#10
Quote by Bubonic Chronic
I always encourage students to find their own voice. I violate all of my guitar books with pencil-marks changing notes I don't particularly like into ones that I like. Why play by recipe? A computer can do that for you!

Find the "expression" of E that works best, or that feels good today, and worry about more important matters, like your tone.

..or finding some hep cats to jam with.


Alright, thanks.
Sunn O))):
Quote by Doppelgänger
You could always just sleep beside your refrigerator.

Guitar:
- Ibanez S670FM w/ JB
- Fender 'Lite Ash' Stratocaster
- Fender '72 Deluxe Telecaster
- Arbiter LP Jr. Doublecut
Amp:
- Laney VC15

'72 Tele Appreciation Group
RIP DIO
#11
If you want a note to be played an a specific string you can write "Sul" and then the name of the string, so in your case if you wanted E on the 9th fret of the G string you could notate the E and then write 'Sul G'. Or just write it English.
Last edited by griffRG7321 at Aug 16, 2010,
#12
Quote by griffRG7321
If you want a note to be played an a specific string you can write "Sul" and then the name of the string, so in your case if you wanted E on the 9th fret of the G string you could notate the E and then write 'Sul G'. Or just write it English.


Huh, that's very interesting and useful.

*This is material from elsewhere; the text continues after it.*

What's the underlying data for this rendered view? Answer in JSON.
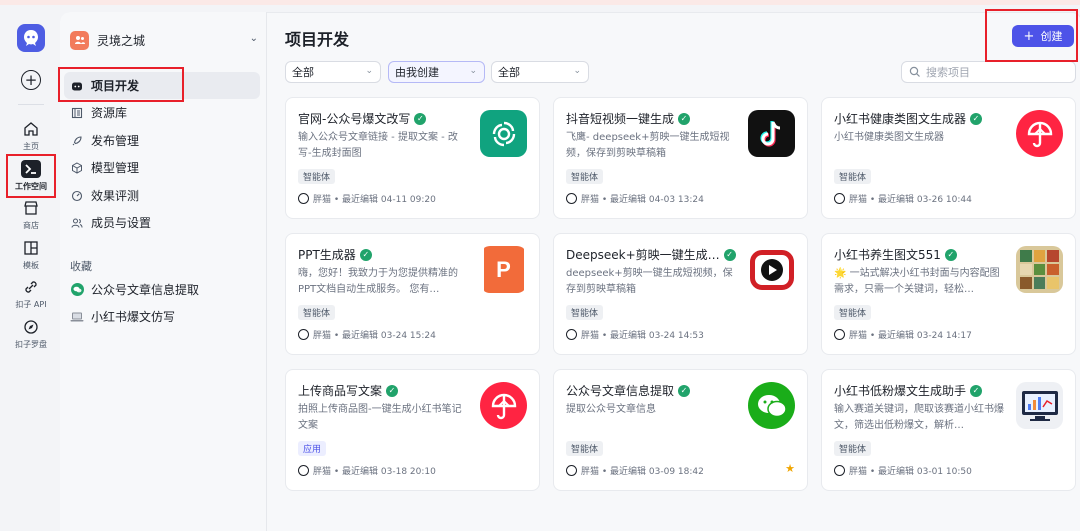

Thanks.
Sunn O))):
Quote by Doppelgänger
You could always just sleep beside your refrigerator.

Guitar:
- Ibanez S670FM w/ JB
- Fender 'Lite Ash' Stratocaster
- Fender '72 Deluxe Telecaster
- Arbiter LP Jr. Doublecut
Amp:
- Laney VC15

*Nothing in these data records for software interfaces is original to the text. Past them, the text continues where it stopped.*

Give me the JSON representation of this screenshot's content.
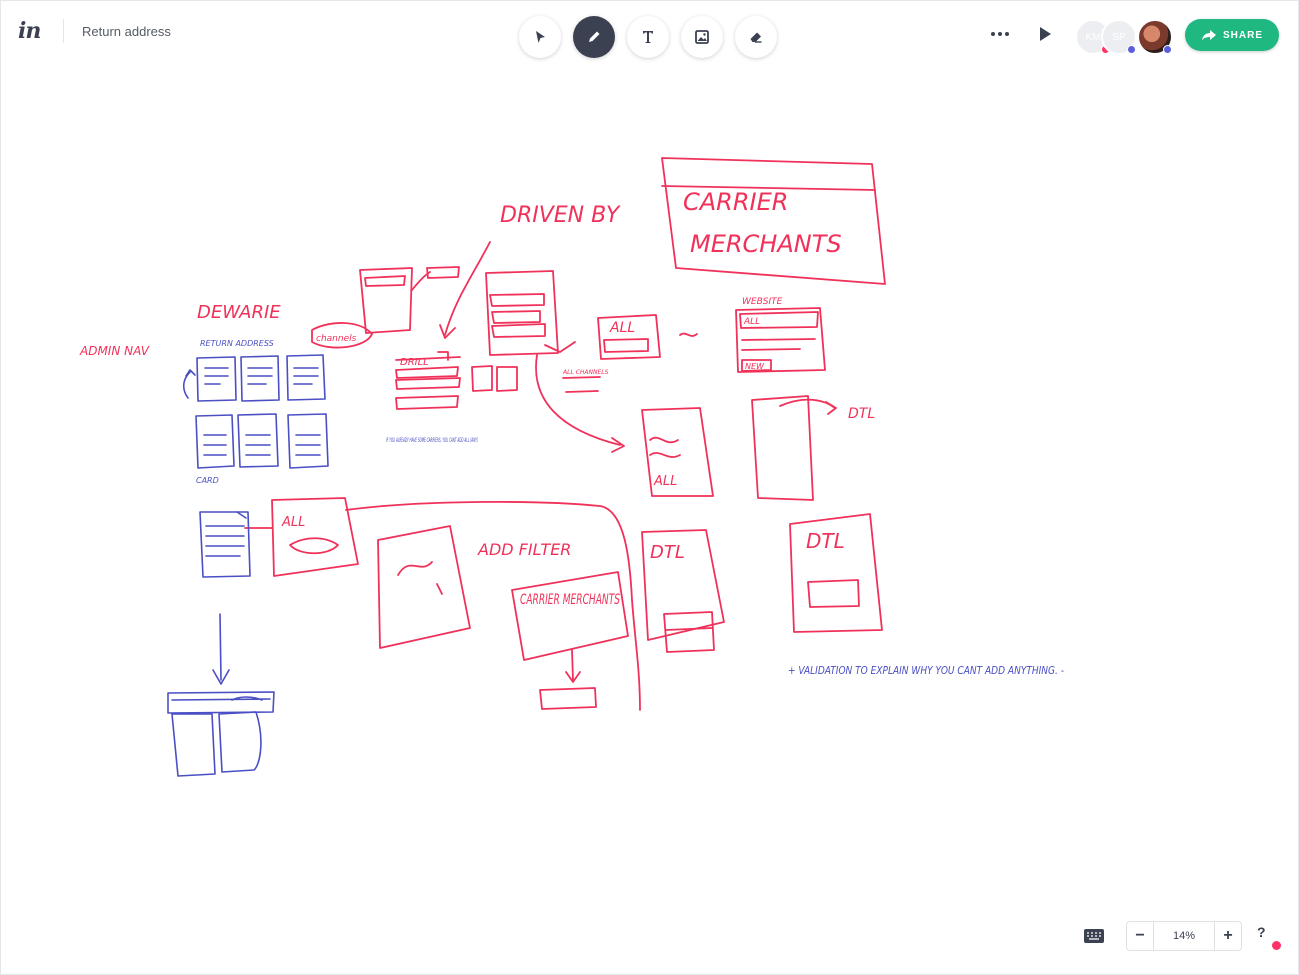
{
  "app": {
    "logo": "in",
    "doc_title": "Return address"
  },
  "toolbar": {
    "tools": [
      {
        "name": "select",
        "icon": "cursor-icon",
        "active": false
      },
      {
        "name": "pen",
        "icon": "pen-icon",
        "active": true
      },
      {
        "name": "text",
        "icon": "text-icon",
        "active": false
      },
      {
        "name": "image",
        "icon": "image-icon",
        "active": false
      },
      {
        "name": "eraser",
        "icon": "eraser-icon",
        "active": false
      }
    ]
  },
  "header_right": {
    "avatars": [
      {
        "initials": "KM",
        "dot_color": "#ff3366"
      },
      {
        "initials": "SP",
        "dot_color": "#5b5fd8"
      },
      {
        "initials": "",
        "dot_color": "#5b5fd8"
      }
    ],
    "share_label": "SHARE"
  },
  "sketch_labels": {
    "driven_by": "DRIVEN BY",
    "carrier": "CARRIER",
    "merchants": "MERCHANTS",
    "dewarie": "DEWARIE",
    "admin_nav": "ADMIN NAV",
    "return_address": "RETURN ADDRESS",
    "card": "CARD",
    "channels": "channels",
    "all": "ALL",
    "new": "NEW",
    "website": "WEBSITE",
    "drill": "DRILL",
    "all_channels": "ALL CHANNELS",
    "carrier_merchants_2": "CARRIER MERCHANTS",
    "add_filter": "ADD FILTER",
    "dtl": "DTL",
    "validation": "+ VALIDATION TO EXPLAIN WHY YOU CANT ADD ANYTHING. -",
    "note": "IF YOU ALREADY HAVE SOME CARRIERS, YOU CANT ADD ALL (ANY)"
  },
  "footer": {
    "zoom": "14%",
    "help": "?"
  },
  "colors": {
    "pink": "#f0325a",
    "blue": "#4a4fc4",
    "accent": "#1fb881",
    "dark": "#3b4150"
  }
}
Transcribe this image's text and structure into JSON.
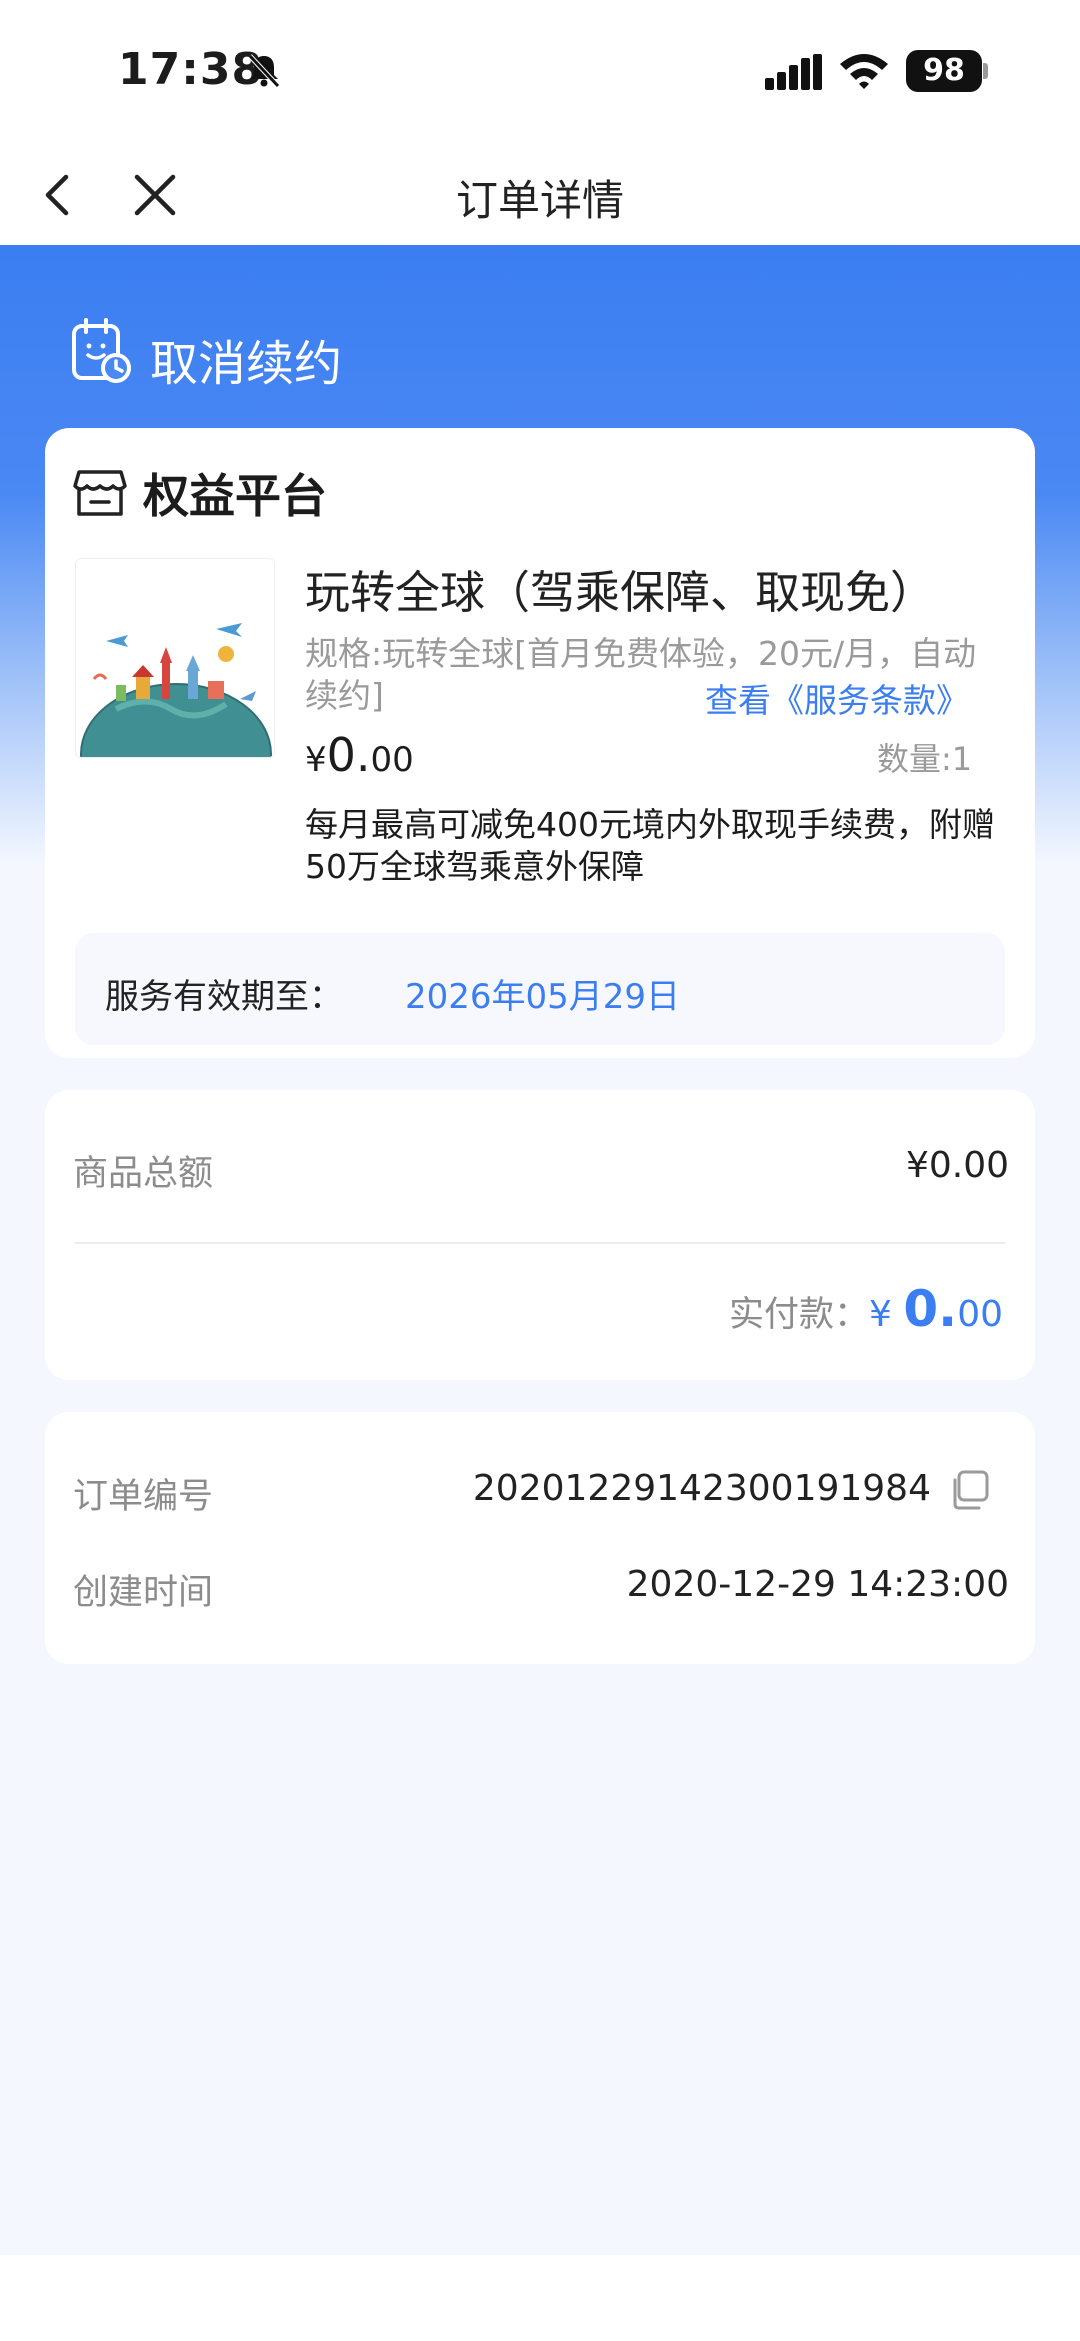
{
  "status_bar": {
    "time": "17:38",
    "battery": "98"
  },
  "nav": {
    "title": "订单详情"
  },
  "hero": {
    "action_label": "取消续约"
  },
  "product_card": {
    "store_name": "权益平台",
    "title": "玩转全球（驾乘保障、取现免）",
    "spec": "规格:玩转全球[首月免费体验，20元/月，自动续约]",
    "terms_link": "查看《服务条款》",
    "price_symbol": "¥",
    "price_int": "0.",
    "price_dec": "00",
    "quantity": "数量:1",
    "description": "每月最高可减免400元境内外取现手续费，附赠50万全球驾乘意外保障",
    "validity_label": "服务有效期至：",
    "validity_date": "2026年05月29日"
  },
  "totals_card": {
    "total_label": "商品总额",
    "total_value": "¥0.00",
    "paid_label": "实付款：",
    "paid_symbol": "¥ ",
    "paid_int": "0.",
    "paid_dec": "00"
  },
  "order_card": {
    "order_no_label": "订单编号",
    "order_no": "20201229142300191984",
    "created_label": "创建时间",
    "created_value": "2020-12-29 14:23:00"
  },
  "colors": {
    "accent": "#3b7ef2",
    "hero_top": "#3b7ef2",
    "page_bg": "#f4f7fe"
  },
  "icons": [
    "bell-mute-icon",
    "signal-icon",
    "wifi-icon",
    "back-icon",
    "close-icon",
    "calendar-clock-icon",
    "store-icon",
    "copy-icon"
  ]
}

'72 Tele Appreciation Group
RIP DIO
#14
This is why even advanced guitarists still need to use tab.. I've heard some people look down on tab, saying stuff like 'it's the lazy / stupid way, go standard notation instead!'

Using both gets you the best of both worlds!
#15
Quote by ShadesOfGray
This is why even advanced guitarists still need to use tab.. I've heard some people look down on tab, saying stuff like 'it's the lazy / stupid way, go standard notation instead!'

Using both gets you the best of both worlds!


Yeah, with tab you can see the best way to play a piece. I'd still use tab for anything guitar related.
Sunn O))):
Quote by Doppelgänger
You could always just sleep beside your refrigerator.

Guitar:
- Ibanez S670FM w/ JB
- Fender 'Lite Ash' Stratocaster
- Fender '72 Deluxe Telecaster
- Arbiter LP Jr. Doublecut
Amp:
- Laney VC15

'72 Tele Appreciation Group
RIP DIO
#16
Quote by ShadesOfGray
This is why even advanced guitarists still need to use tab.. I've heard some people look down on tab, saying stuff like 'it's the lazy / stupid way, go standard notation instead!'

Using both gets you the best of both worlds!

I've actually seen pieces that did it like GP: They had the "most comfortable" fingerings/positions below the staff in tab form. It was really useful.